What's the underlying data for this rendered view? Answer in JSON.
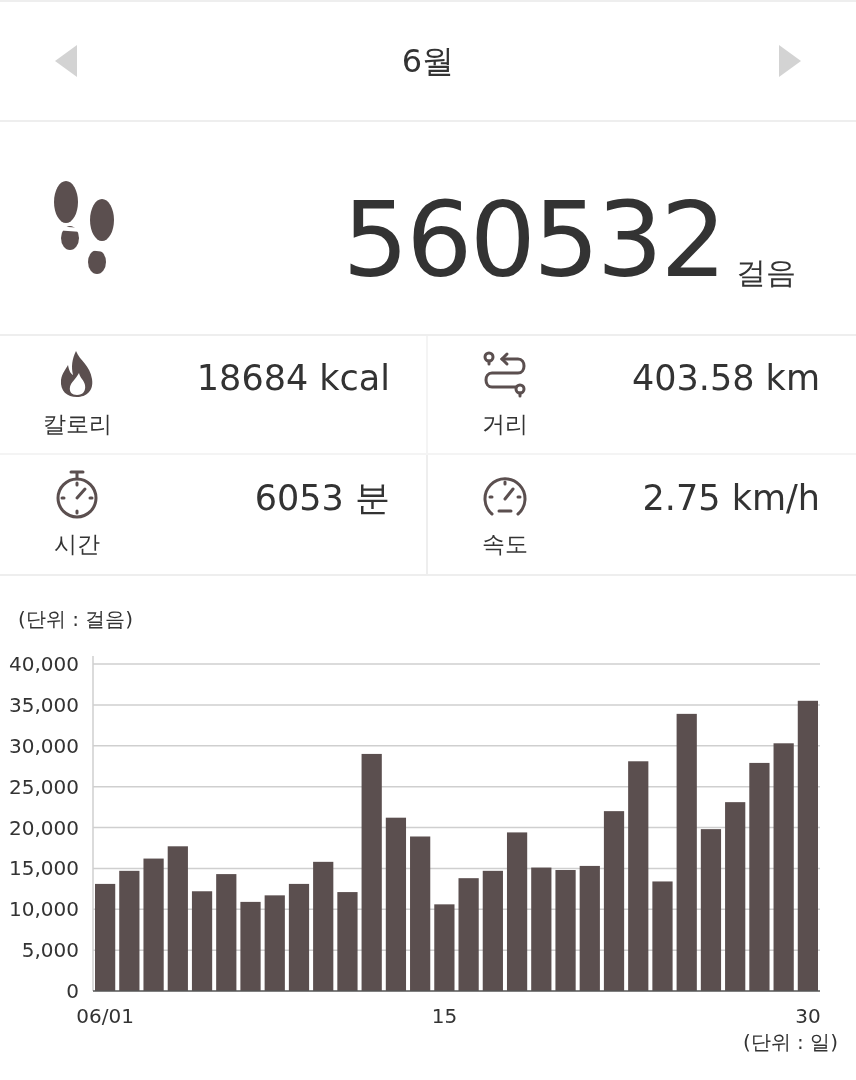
{
  "header": {
    "month": "6월"
  },
  "steps": {
    "value": "560532",
    "unit": "걸음"
  },
  "stats": [
    {
      "kind": "calories",
      "value": "18684 kcal",
      "label": "칼로리"
    },
    {
      "kind": "distance",
      "value": "403.58 km",
      "label": "거리"
    },
    {
      "kind": "time",
      "value": "6053 분",
      "label": "시간"
    },
    {
      "kind": "speed",
      "value": "2.75 km/h",
      "label": "속도"
    }
  ],
  "chart": {
    "unit_label": "(단위 : 걸음)",
    "x_unit_label": "(단위 : 일)",
    "chart_data": {
      "type": "bar",
      "x": [
        1,
        2,
        3,
        4,
        5,
        6,
        7,
        8,
        9,
        10,
        11,
        12,
        13,
        14,
        15,
        16,
        17,
        18,
        19,
        20,
        21,
        22,
        23,
        24,
        25,
        26,
        27,
        28,
        29,
        30
      ],
      "grid": true,
      "xlim": [
        0.5,
        30.5
      ],
      "series": [
        {
          "color": "#5b4f4f",
          "values": [
            13100,
            14700,
            16200,
            17700,
            12200,
            14300,
            10900,
            11700,
            13100,
            15800,
            12100,
            29000,
            21200,
            18900,
            10600,
            13800,
            14700,
            19400,
            15100,
            14800,
            15300,
            22000,
            28100,
            13400,
            33900,
            19800,
            23100,
            27900,
            30300,
            35500
          ]
        }
      ],
      "ylim": [
        0,
        40000
      ],
      "yticks": [
        {
          "value": 0,
          "label": "0"
        },
        {
          "value": 5000,
          "label": "5,000"
        },
        {
          "value": 10000,
          "label": "10,000"
        },
        {
          "value": 15000,
          "label": "15,000"
        },
        {
          "value": 20000,
          "label": "20,000"
        },
        {
          "value": 25000,
          "label": "25,000"
        },
        {
          "value": 30000,
          "label": "30,000"
        },
        {
          "value": 35000,
          "label": "35,000"
        },
        {
          "value": 40000,
          "label": "40,000"
        }
      ],
      "xticks": [
        {
          "value": 1,
          "label": "06/01"
        },
        {
          "value": 15,
          "label": "15"
        },
        {
          "value": 30,
          "label": "30"
        }
      ]
    }
  }
}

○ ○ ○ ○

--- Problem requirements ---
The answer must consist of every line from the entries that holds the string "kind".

--- Solution to this exercise ---
      "kind": "calories",
      "kind": "distance",
      "kind": "time",
      "kind": "speed",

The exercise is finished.